College groups are pressing Congress to pass legislation offering undocumented students the right to stay in the U.S. permanently after the Supreme Court granted them a reprieve from deportation.
“This is undoubtedly a big win, most importantly for undocumented students,” said Craig Lindwarm, vice president for governmental affairs at the Association of Public and Land-Grant Universities. “However, it in no way changes what is ultimately necessary, which is a legislative solution.”
The Supreme Court’s 5-4 decision Thursday blocking President Donald Trump‘s effort to end the Deferred Action for Childhood Arrivals program comes as colleges and universities face enrollment shortfalls because of shutdowns forced by the coronavirus pandemic, the need to reopen cautiously to avoid triggering new outbreaks, and students’ financial stresses.
Higher education groups have backed two bills that would extend protections for undocumented students known as “Dreamers.” A bipartisan Senate measure (S. 874) would provide a path to citizenship for undocumented individuals brought to the U.S. as children. House Democrats’ legislation (H.R. 6) passed last year would cover Dreamers as well as individuals approved for temporary protected status and deferred enforced departure, two programs for foreign nationals whose home countries are deemed unsafe because of wars or natural disasters programs for immigrants.
Lawmakers had used the pending court decision as an excuse for inaction on DACA youth, said Ted Mitchell, president of the American Council on Education.
“Today’s Supreme Court ruling is a needed and most welcome development, but it does not offer permanent legal protection,” he said.
Unanswered Questions on DACA
More than 450,000 undocumented students are enrolled at U.S. colleges and universities, a recent report found. Less than half of those are eligible for DACA, which applies to undocumented individuals brought to the U.S. as children before 2007.
“For colleges, it means that their students are no longer at an immediate risk for deportation,” said Viviann Anguiano, associate director of higher education at the Center for American Progress. “It also means that they’ll have to continue to provide support for students, particularly those students who are not DACA recipients and who want to apply.”
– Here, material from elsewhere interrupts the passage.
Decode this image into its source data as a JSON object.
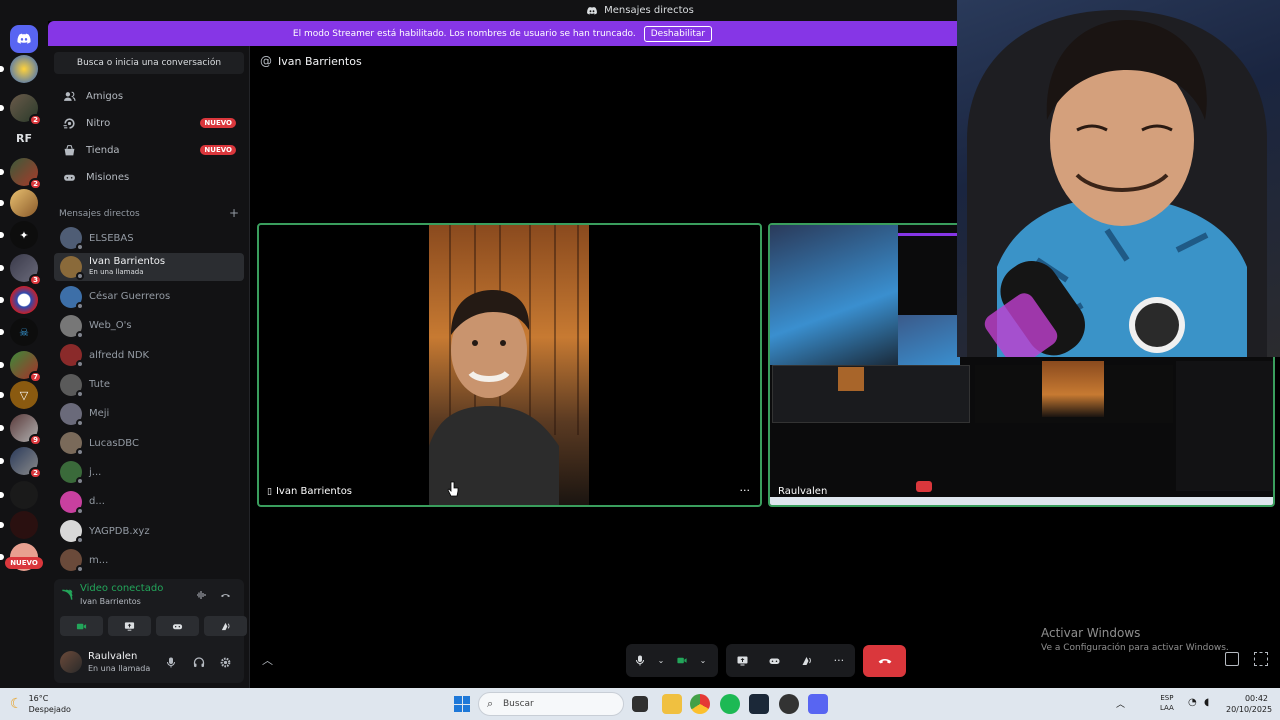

A lower court ruling required the Trump administration to continue taking applications for renewal of DACA status. The Supreme Court ruling leaves unsettled whether the federal government must resume processing new DACA applications, Anguiano said.
Several current and former students at the City University of New York were co-plaintiffs in the case the court decided Thursday. The University of California, Berkeley, and Princeton University had also sued to overturn the Trump administration’s decision to end the DACA program.
Diana Betancourt, manager of the Undocumented Focused Program at the University of Washington Bothell, said receiving DACA status in her freshman year allowed her to work as an undergraduate, apply for state financial aid, and find a job immediately after graduating.
Betancourt has also created a foundation with her sisters to support other undocumented students attending college or vocational programs. The fight over DACA and immigration overhaul isn’t over, she said.
“Now that we have gotten over this hurdle, we can redirect our energy to continue pushing for comprehensive immigration reform,” she said.
To contact the reporter on this story: Andrew Kreighbaum in Washington at firstname.lastname@example.org